Currently, the algorithms behind recommender systems on platforms such as Twitter and Facebook select which items of content, from a large pool, should be shown to a user. Recommender systems largely seek to maximise attention using engagement-based ranking, selecting the content most likely to elicit clicks, likes, comments, reshares, and other behaviours the platform can measure.
Through measuring this data, the platform can claim it is promoting the content people most want to see, but experts warn this can also incentivise the creation of content that is misleading, sensational, outrageous, or addictive.
Bridging is not new; qualitative, human-facilitated processes for deliberation and conflict resolution are a well-established form of bridging. Algorithmic tools have also been developed, with platforms such as and used for conducting civic forums and successfully surfacing common ground in national political debates.
Moreover, the first large-scale, publicly acknowledged deployment of a bridging system was the feature launched on Twitter in . It involves Twitter crowdsourcing notes that add context to misleading tweets, and to only publish notes which are rated as helpful by people who normally disagree.

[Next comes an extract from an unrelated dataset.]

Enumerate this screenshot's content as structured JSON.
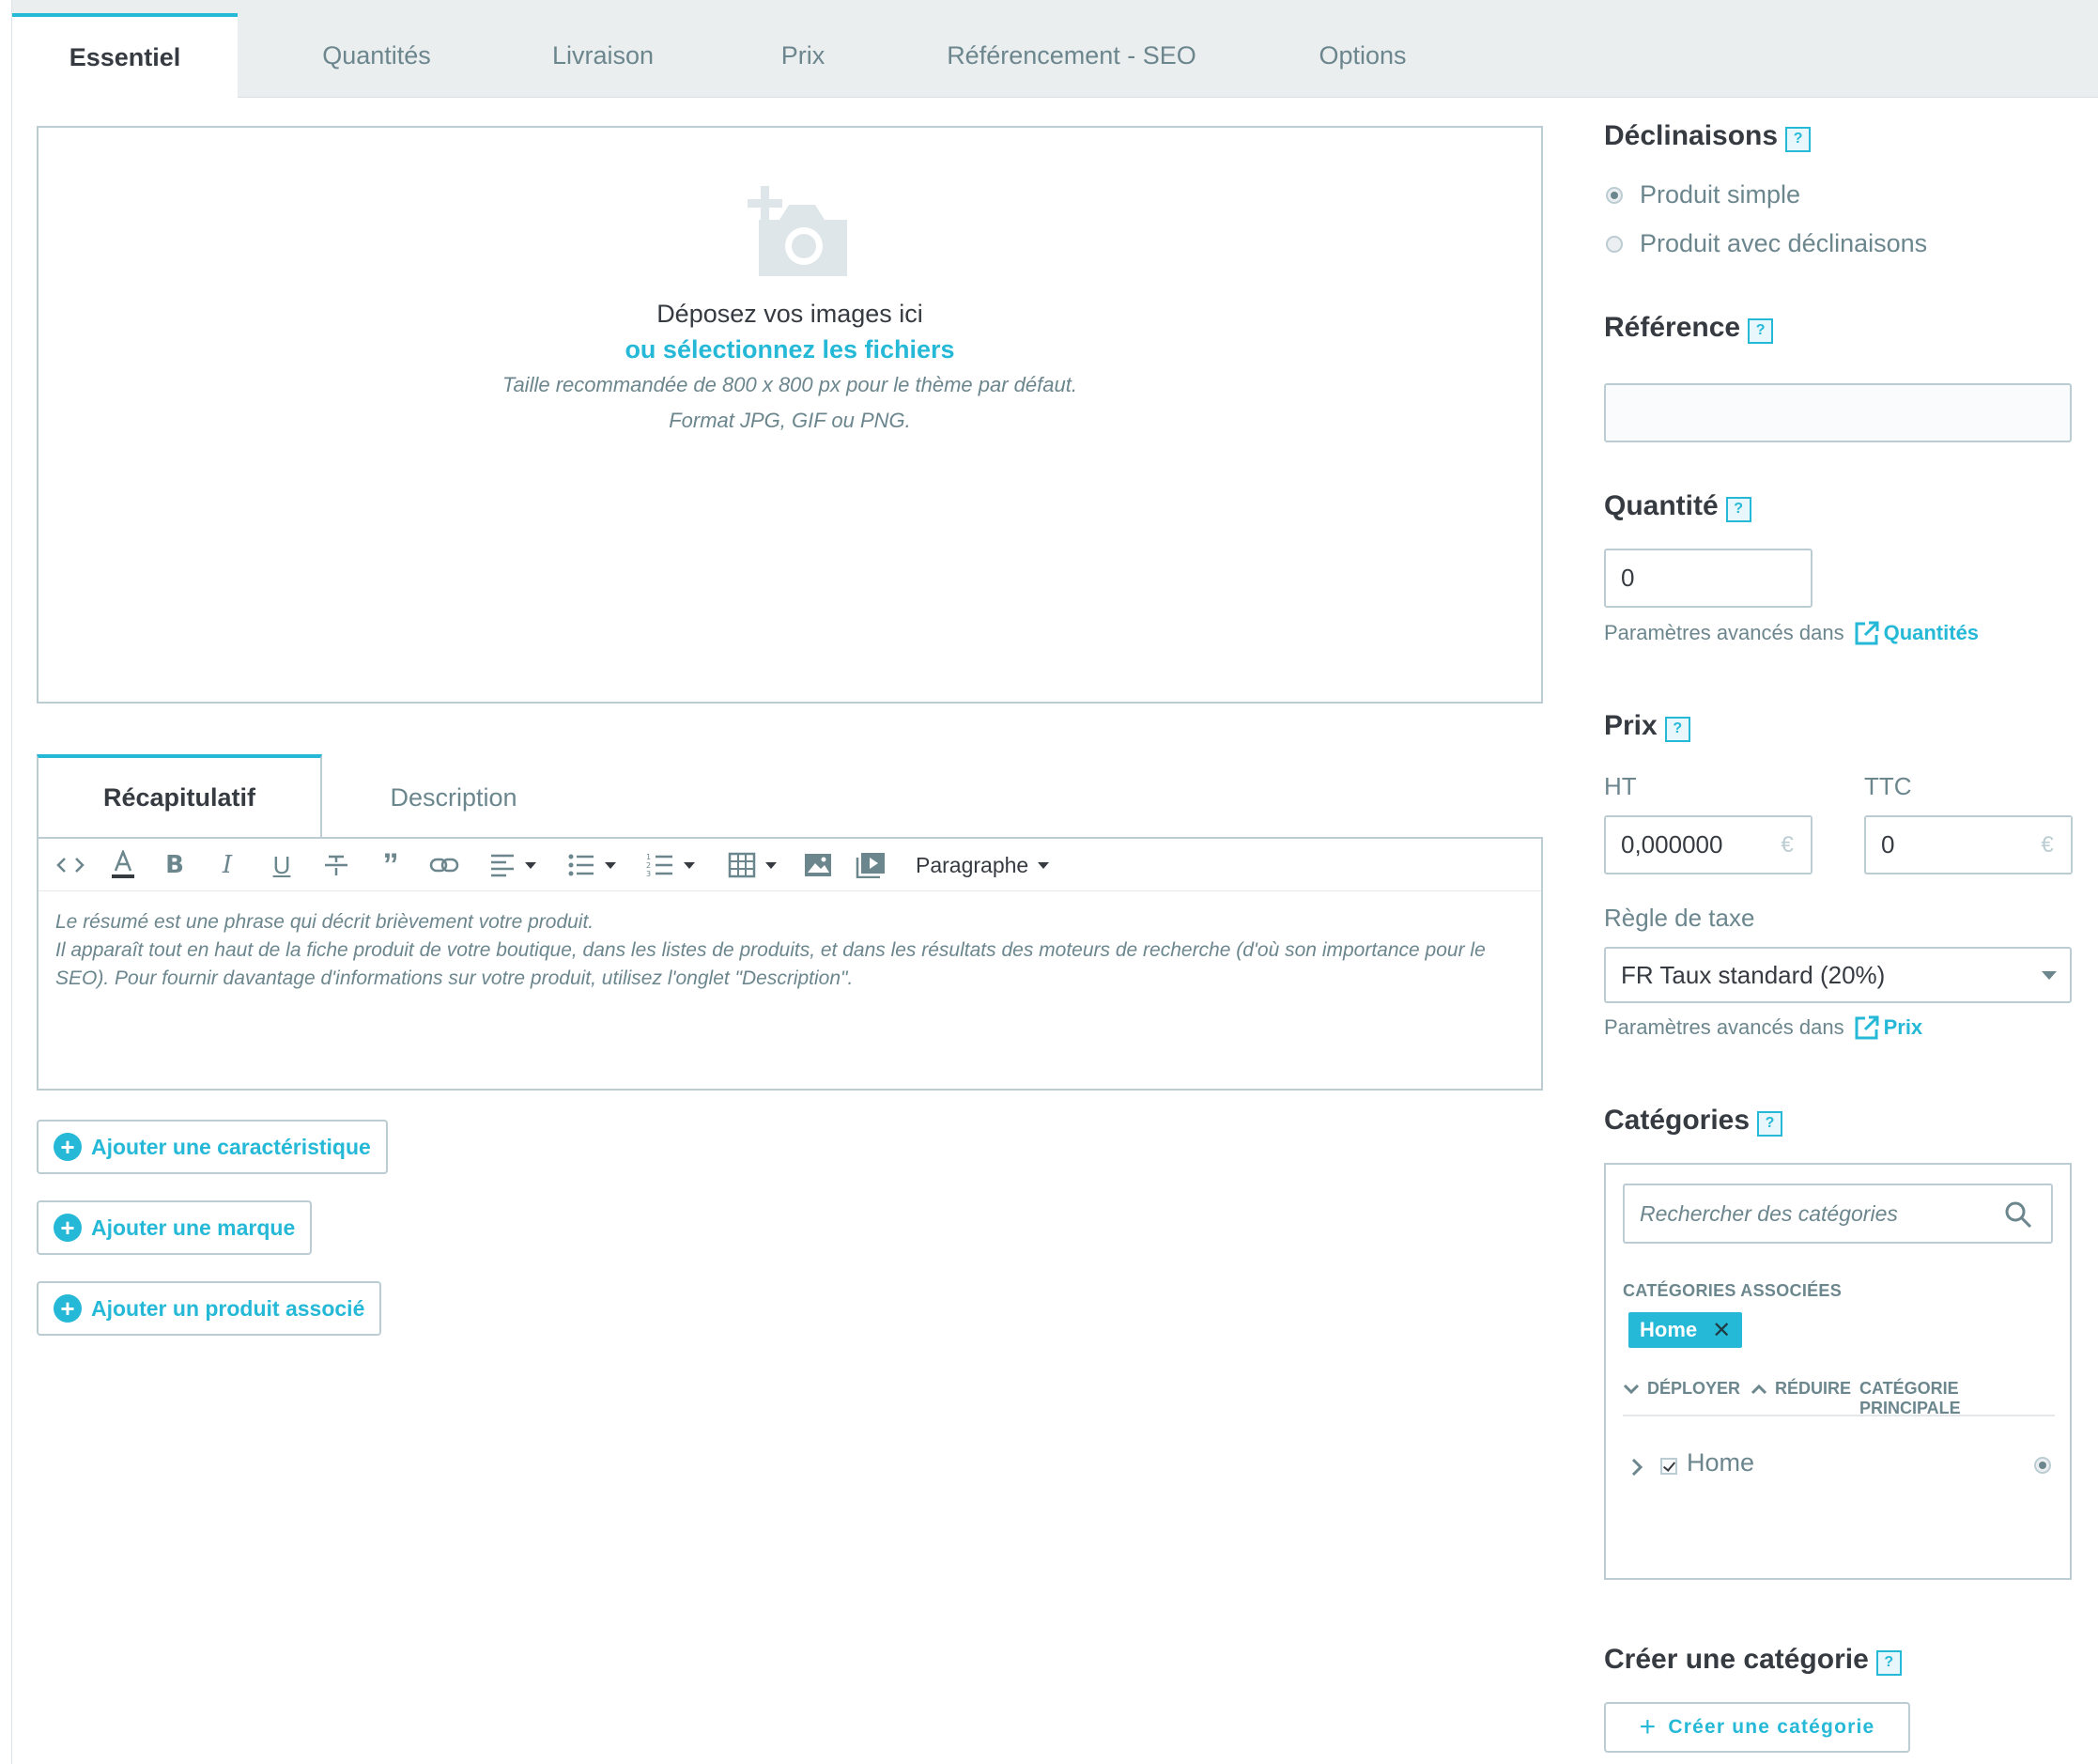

The deliberate development of bridging systems however remains rare. Thorburn and Ovadya hope their work exploring opportunities for implementing bridging in spaces which are algorithmically mediated can change this.
Thorburn and Ovadya conclude: